In April 1955, Despres was elected to the Chicago City Council from the city's Hyde Park neighborhood. Serving until 1975, Despres gained fame as an independent Democrat, consistently opposing the policies of Chicago Mayor Richard J. Daley. Frequently on the short end of 49-1 votes, Despres became known as the "liberal conscience of Chicago." Because of his strong advocacy of civil rights and open housing, Despres also became known as "the lone Negro on the City Council," even though he is white and the council had six black alderman allied with the mayor.
Now 100 years old, Despres lives in Hyde Park and remains active in civic life. In 2005, he received the Benton Medal from the University of Chicago.
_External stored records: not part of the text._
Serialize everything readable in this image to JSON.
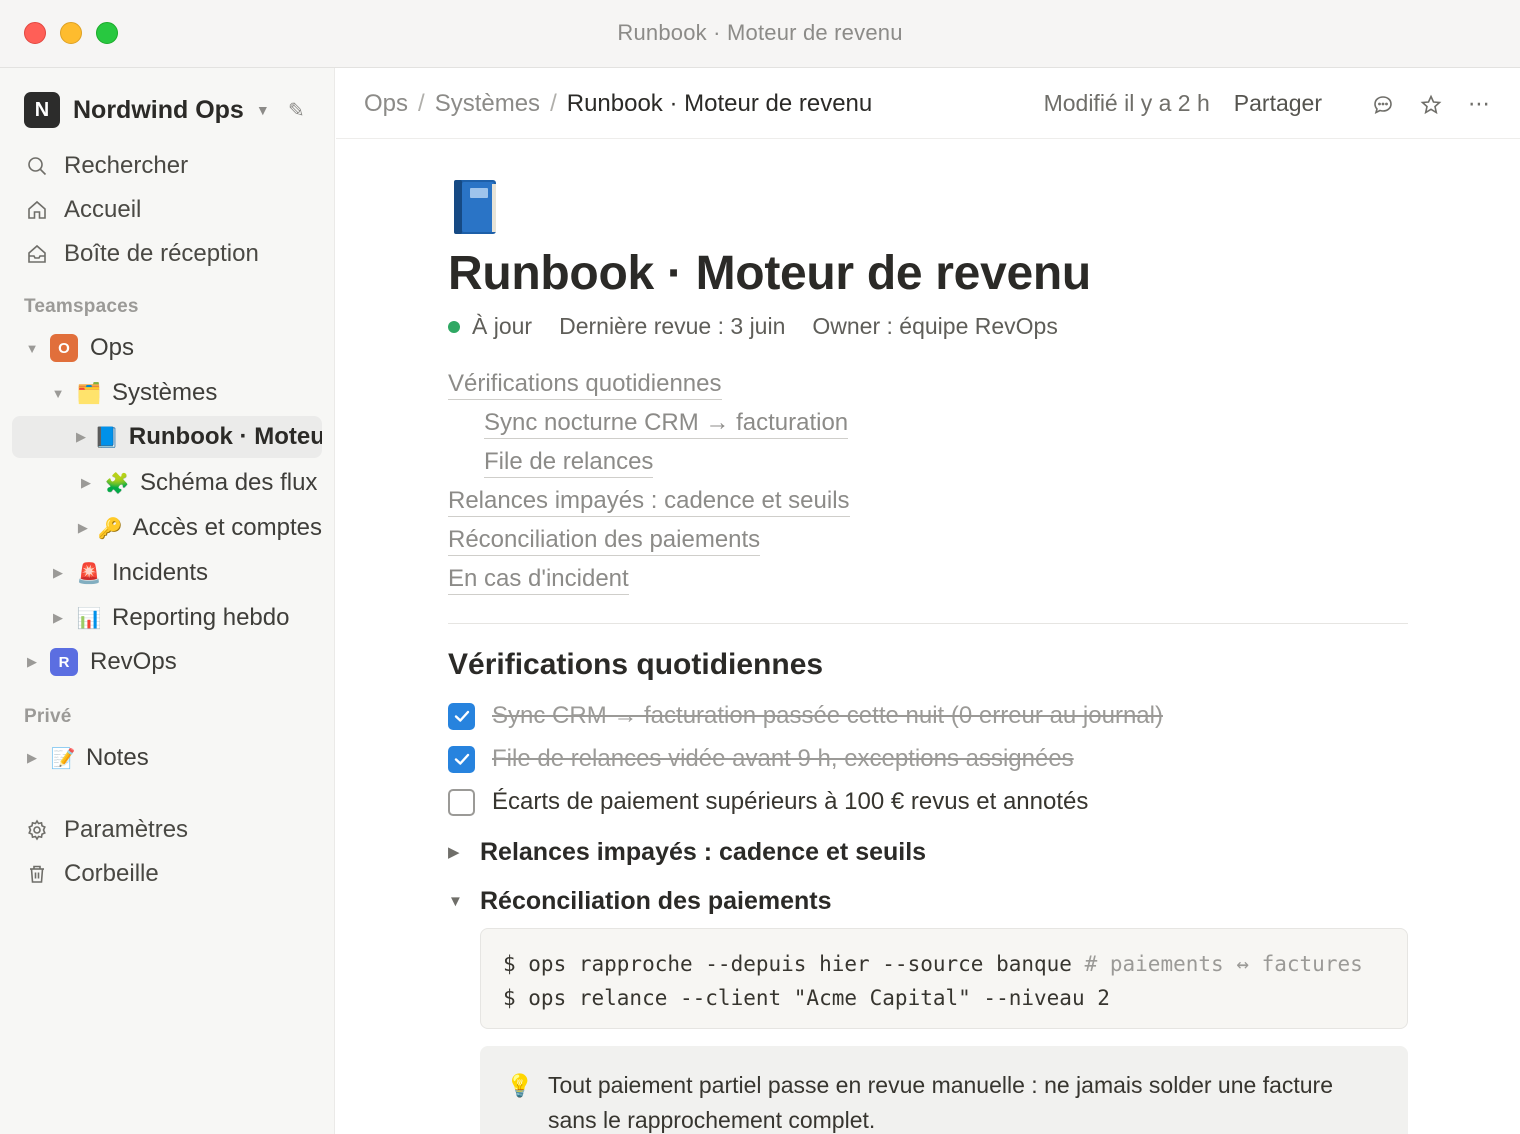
{
  "window": {
    "title": "Runbook · Moteur de revenu"
  },
  "sidebar": {
    "workspace": {
      "logo": "N",
      "name": "Nordwind Ops"
    },
    "nav": [
      {
        "label": "Rechercher",
        "icon": "search-icon"
      },
      {
        "label": "Accueil",
        "icon": "home-icon"
      },
      {
        "label": "Boîte de réception",
        "icon": "inbox-icon"
      }
    ],
    "teamspaces_label": "Teamspaces",
    "tree": [
      {
        "label": "Ops",
        "badge": "O",
        "badge_color": "#e16f3b",
        "expanded": true
      },
      {
        "label": "Systèmes",
        "emoji": "🗂️",
        "expanded": true
      },
      {
        "label": "Runbook · Moteur de revenu",
        "emoji": "📘",
        "selected": true
      },
      {
        "label": "Schéma des flux",
        "emoji": "🧩"
      },
      {
        "label": "Accès et comptes",
        "emoji": "🔑"
      },
      {
        "label": "Incidents",
        "emoji": "🚨"
      },
      {
        "label": "Reporting hebdo",
        "emoji": "📊"
      },
      {
        "label": "RevOps",
        "badge": "R",
        "badge_color": "#5b6ee1"
      }
    ],
    "private_label": "Privé",
    "private_items": [
      {
        "label": "Notes",
        "emoji": "📝"
      }
    ],
    "footer": [
      {
        "label": "Paramètres",
        "icon": "gear-icon"
      },
      {
        "label": "Corbeille",
        "icon": "trash-icon"
      }
    ]
  },
  "topbar": {
    "breadcrumbs": [
      "Ops",
      "Systèmes",
      "Runbook · Moteur de revenu"
    ],
    "separator": "/",
    "edited": "Modifié il y a 2 h",
    "share": "Partager"
  },
  "page": {
    "icon": "book-icon",
    "title": "Runbook · Moteur de revenu",
    "status": "À jour",
    "status_color": "#2fa863",
    "last_review": "Dernière revue : 3 juin",
    "owner": "Owner : équipe RevOps",
    "toc": [
      {
        "label": "Vérifications quotidiennes",
        "level": 1
      },
      {
        "label": "Sync nocturne CRM → facturation",
        "level": 2
      },
      {
        "label": "File de relances",
        "level": 2
      },
      {
        "label": "Relances impayés : cadence et seuils",
        "level": 1
      },
      {
        "label": "Réconciliation des paiements",
        "level": 1
      },
      {
        "label": "En cas d'incident",
        "level": 1
      }
    ],
    "section_heading": "Vérifications quotidiennes",
    "todos": [
      {
        "text": "Sync CRM → facturation passée cette nuit (0 erreur au journal)",
        "checked": true
      },
      {
        "text": "File de relances vidée avant 9 h, exceptions assignées",
        "checked": true
      },
      {
        "text": "Écarts de paiement supérieurs à 100 € revus et annotés",
        "checked": false
      }
    ],
    "toggles": [
      {
        "label": "Relances impayés : cadence et seuils",
        "expanded": false
      },
      {
        "label": "Réconciliation des paiements",
        "expanded": true
      }
    ],
    "code": {
      "line1": "$ ops rapproche --depuis hier --source banque",
      "line1_comment": " # paiements ↔ factures",
      "line2": "$ ops relance --client \"Acme Capital\" --niveau 2"
    },
    "callout": {
      "icon": "💡",
      "text": "Tout paiement partiel passe en revue manuelle : ne jamais solder une facture sans le rapprochement complet."
    }
  }
}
While largely retired from the practice of law, Despres still maintains an office at the Chicago firm of Despres, Schwartz, and Geoghegan, managed by longtime colleague, Chicago labor lawyer Thomas Geoghegan.